The Literal Insanity To Which The Logic Of Torture Leads
Via Andrew Sullivan:
"Waterboarding is something of which every American should be proud,"--Deroy Murdock, National Review.This is indeed the inevitable logic of tyranny. In the ante-bellum South, the same logic was applied in defense of slavery, until ultimately even Christian clergymen could be found to assert that slavery not only was not an evil but was a positive good.
Have you noticed that the pro-torture right has gone from saying that torture is abhorrent to saying that torture isn't occurring to saying that torture is not torture to now saying that torture is "something of which every American should be proud". And why not indeed? The Cheney logic is impregnable: the president is not bound by the law or the Geneva Conventions; torture reveals information that allows the government to seize individuals who might at some point commit terror attacks; the president's job is to prevent terror attacks. Torture is thereby a good.

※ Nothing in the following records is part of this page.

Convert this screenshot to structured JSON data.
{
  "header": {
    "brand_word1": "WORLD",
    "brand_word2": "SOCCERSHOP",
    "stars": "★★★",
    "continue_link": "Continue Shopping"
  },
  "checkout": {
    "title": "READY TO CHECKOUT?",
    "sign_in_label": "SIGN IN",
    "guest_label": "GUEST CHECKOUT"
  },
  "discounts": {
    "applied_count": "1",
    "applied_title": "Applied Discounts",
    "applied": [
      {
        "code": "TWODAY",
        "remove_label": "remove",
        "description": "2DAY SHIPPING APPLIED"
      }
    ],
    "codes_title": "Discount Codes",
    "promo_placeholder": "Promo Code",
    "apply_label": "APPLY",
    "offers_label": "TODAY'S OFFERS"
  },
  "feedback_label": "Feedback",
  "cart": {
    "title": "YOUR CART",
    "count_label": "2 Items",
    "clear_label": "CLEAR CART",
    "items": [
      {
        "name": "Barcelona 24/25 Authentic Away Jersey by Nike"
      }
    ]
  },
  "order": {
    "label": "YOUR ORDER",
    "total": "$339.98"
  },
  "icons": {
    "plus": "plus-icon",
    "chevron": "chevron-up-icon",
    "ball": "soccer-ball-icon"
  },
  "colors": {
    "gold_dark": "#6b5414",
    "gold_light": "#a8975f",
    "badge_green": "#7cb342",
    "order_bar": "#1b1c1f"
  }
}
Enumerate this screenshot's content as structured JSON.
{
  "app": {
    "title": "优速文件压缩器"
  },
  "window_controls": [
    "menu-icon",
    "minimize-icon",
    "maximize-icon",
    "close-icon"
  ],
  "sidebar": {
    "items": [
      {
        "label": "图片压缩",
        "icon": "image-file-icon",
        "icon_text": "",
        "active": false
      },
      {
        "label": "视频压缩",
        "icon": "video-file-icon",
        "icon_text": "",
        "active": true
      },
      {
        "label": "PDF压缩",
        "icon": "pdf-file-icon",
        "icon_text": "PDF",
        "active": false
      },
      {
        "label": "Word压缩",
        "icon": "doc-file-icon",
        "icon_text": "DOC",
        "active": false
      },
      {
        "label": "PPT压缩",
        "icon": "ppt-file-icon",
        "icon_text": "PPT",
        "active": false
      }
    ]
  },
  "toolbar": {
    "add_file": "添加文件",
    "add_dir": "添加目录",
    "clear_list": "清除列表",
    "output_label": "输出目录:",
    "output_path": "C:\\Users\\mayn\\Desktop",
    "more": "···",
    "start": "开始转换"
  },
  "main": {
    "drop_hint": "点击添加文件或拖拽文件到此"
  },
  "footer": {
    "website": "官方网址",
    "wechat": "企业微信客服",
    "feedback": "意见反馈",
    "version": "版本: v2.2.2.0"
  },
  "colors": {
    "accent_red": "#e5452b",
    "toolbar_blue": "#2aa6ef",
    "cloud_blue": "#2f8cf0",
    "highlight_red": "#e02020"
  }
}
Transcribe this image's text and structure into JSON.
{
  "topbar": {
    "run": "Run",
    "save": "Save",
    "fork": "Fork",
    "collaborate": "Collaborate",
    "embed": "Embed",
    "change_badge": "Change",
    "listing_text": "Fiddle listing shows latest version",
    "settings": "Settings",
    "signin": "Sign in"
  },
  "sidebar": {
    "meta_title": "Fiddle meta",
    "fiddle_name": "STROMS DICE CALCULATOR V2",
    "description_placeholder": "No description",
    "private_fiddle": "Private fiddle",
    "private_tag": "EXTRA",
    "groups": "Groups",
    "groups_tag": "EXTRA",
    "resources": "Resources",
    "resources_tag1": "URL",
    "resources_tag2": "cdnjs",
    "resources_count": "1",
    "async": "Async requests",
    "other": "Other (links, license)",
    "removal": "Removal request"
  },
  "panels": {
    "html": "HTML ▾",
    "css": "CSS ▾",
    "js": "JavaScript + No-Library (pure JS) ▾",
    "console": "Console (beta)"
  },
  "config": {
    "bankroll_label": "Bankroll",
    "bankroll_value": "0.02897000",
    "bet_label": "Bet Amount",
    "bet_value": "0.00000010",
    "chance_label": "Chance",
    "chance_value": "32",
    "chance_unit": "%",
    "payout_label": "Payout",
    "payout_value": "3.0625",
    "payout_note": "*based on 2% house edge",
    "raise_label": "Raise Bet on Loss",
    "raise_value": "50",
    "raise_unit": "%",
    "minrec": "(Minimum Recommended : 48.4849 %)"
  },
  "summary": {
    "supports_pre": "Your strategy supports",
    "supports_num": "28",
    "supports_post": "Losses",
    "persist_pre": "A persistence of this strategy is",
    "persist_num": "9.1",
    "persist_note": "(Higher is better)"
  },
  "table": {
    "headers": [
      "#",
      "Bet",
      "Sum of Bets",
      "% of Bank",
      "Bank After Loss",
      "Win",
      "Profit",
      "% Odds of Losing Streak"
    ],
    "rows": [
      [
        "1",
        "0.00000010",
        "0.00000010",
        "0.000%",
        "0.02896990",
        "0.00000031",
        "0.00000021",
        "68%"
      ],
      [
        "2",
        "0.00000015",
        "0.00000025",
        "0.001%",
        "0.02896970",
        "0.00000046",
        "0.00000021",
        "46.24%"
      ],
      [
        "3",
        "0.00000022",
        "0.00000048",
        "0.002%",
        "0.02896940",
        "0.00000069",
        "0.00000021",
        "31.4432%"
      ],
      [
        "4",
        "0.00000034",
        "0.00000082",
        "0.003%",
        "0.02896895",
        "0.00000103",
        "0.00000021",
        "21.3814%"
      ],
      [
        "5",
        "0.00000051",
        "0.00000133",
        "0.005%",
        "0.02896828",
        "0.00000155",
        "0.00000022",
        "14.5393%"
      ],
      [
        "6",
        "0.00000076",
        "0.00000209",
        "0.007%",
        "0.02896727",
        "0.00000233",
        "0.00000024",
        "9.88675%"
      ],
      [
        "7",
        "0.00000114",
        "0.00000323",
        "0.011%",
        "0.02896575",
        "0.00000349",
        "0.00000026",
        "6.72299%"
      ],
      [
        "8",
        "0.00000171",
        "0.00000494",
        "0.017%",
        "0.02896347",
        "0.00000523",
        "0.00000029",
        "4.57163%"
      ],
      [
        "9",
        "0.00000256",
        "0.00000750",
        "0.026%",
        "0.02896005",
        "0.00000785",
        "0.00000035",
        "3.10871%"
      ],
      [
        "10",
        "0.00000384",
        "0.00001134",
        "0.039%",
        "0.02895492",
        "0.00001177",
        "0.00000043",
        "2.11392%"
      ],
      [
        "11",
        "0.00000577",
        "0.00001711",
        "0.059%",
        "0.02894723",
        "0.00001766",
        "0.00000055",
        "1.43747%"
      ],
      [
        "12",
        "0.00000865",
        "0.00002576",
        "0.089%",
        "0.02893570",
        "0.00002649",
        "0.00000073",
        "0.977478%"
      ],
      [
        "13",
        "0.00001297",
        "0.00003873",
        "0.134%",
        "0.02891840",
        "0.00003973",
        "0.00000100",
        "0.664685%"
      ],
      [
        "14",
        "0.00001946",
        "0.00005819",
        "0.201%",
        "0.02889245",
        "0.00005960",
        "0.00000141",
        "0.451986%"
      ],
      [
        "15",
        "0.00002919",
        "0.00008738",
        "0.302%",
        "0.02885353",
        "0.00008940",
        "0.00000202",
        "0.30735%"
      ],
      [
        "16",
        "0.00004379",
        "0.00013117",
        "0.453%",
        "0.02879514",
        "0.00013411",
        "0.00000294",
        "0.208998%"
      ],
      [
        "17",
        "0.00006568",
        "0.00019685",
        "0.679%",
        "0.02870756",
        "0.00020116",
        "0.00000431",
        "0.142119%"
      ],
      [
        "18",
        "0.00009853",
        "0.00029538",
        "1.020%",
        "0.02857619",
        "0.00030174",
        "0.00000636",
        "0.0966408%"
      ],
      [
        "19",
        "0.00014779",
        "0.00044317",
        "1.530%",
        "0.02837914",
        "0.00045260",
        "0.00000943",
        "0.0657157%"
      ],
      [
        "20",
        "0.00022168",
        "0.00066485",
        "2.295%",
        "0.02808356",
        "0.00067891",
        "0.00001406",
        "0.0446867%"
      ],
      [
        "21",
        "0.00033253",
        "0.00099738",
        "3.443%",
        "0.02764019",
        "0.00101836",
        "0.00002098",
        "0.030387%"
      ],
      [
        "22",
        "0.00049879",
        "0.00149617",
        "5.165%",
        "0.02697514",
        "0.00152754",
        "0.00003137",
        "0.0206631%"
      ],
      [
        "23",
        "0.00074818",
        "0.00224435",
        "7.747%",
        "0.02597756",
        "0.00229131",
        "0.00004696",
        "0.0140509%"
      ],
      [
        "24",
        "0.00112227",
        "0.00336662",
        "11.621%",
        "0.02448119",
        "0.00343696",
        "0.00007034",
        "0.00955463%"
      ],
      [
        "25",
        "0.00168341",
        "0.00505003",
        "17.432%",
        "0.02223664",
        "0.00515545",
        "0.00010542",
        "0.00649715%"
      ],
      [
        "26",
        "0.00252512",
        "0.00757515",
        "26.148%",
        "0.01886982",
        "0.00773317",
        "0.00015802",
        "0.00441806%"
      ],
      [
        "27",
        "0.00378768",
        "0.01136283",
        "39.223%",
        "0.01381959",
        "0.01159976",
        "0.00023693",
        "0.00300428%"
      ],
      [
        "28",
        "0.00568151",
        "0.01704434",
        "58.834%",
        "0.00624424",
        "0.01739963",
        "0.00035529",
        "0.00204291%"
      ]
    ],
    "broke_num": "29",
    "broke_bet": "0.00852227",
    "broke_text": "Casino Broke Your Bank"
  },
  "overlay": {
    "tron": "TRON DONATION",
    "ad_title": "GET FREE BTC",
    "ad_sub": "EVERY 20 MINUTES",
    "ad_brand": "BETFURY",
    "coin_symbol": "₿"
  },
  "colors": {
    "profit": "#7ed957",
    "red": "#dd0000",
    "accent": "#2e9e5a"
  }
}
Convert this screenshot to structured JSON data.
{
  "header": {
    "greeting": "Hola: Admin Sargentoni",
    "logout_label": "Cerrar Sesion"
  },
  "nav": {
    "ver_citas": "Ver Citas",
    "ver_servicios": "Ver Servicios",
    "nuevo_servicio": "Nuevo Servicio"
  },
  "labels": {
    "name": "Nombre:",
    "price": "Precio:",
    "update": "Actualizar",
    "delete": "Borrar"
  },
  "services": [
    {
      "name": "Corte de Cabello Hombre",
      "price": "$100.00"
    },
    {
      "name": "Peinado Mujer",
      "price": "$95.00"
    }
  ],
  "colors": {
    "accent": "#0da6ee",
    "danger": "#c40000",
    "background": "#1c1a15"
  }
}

As you might expect, the best evisceration of this logic came from Lincoln:
The sum of pro-slavery theology seems to be this: "Slavery is not universally right, nor yet universally wrong; it is better for some people to be slaves; and, in such cases, it is the Will of God that they be such."I suppose slavery is now no longer "the only good thing" that no one wants for himself. We can add waterboarding to the list.
Certainly there is no contending against the Will of God; but still there is some difficulty in ascertaining, and applying it, to particular cases. For instance we will suppose the Rev. Dr. Ross has a slave named Sambo, and the question is "Is it the Will of God that Sambo shall remain a slave, or be set free?" The Almighty gives no audable [sic] answer to the question, and his revelation--the Bible--gives none--or, at most, none but such as admits of a squabble, as to it's meaning. No one thinks of asking Sambo's opinion on it. So, at last, it comes to this, that Dr. Ross is to decide the question. And while he consider [sic] it, he sits in the shade, with gloves on his hands, and subsists on the bread that Sambo is earning in the burning sun. If he decides that God wills Sambo to continue a slave, he thereby retains his own comfortable position; but if he decides that God wills Sambo to be free, he thereby has to walk out of the shade, throw off his gloves, and delve for his own bread. Will Dr. Ross be actuated by that perfect impartiality, which has ever been considered most favorable to correct decisions?
But, slavery is good for some people!!! As a good thing, slavery is strikingly peculiar [sic], in this, that it is the only good thing which no man ever seeks the good of, for himself.